GOAL OF THE EXERCISE: Using the entries below, show all lines with the string "Invite".

LISTED ENTRIES Block Start

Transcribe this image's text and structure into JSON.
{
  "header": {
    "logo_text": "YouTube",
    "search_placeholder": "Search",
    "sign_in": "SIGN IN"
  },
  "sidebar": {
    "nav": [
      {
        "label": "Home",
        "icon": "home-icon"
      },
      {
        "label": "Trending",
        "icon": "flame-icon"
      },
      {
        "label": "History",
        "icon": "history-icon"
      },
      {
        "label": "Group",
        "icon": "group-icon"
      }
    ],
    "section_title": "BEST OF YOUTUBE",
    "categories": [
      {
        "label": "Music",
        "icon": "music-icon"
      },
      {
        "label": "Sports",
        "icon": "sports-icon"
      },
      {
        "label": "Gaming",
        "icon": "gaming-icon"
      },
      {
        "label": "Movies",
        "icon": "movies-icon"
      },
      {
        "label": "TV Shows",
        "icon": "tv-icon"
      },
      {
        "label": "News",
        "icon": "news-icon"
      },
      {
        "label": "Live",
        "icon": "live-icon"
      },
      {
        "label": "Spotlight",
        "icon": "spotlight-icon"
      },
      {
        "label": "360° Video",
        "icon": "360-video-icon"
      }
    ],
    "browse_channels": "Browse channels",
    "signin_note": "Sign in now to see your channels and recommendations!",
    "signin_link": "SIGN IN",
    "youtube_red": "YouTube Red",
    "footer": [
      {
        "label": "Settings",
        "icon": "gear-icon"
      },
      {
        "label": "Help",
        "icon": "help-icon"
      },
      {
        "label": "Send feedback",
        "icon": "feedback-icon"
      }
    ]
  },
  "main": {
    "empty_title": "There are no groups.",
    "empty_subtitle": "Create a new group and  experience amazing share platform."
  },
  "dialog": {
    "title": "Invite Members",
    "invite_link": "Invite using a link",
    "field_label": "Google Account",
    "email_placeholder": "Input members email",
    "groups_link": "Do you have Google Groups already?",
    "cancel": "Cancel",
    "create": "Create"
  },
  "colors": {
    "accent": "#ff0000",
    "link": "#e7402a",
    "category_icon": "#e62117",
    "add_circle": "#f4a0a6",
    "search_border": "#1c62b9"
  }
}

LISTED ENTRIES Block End

ANSWER TO THIS EXERCISE:
    "title": "Invite Members",
    "invite_link": "Invite using a link",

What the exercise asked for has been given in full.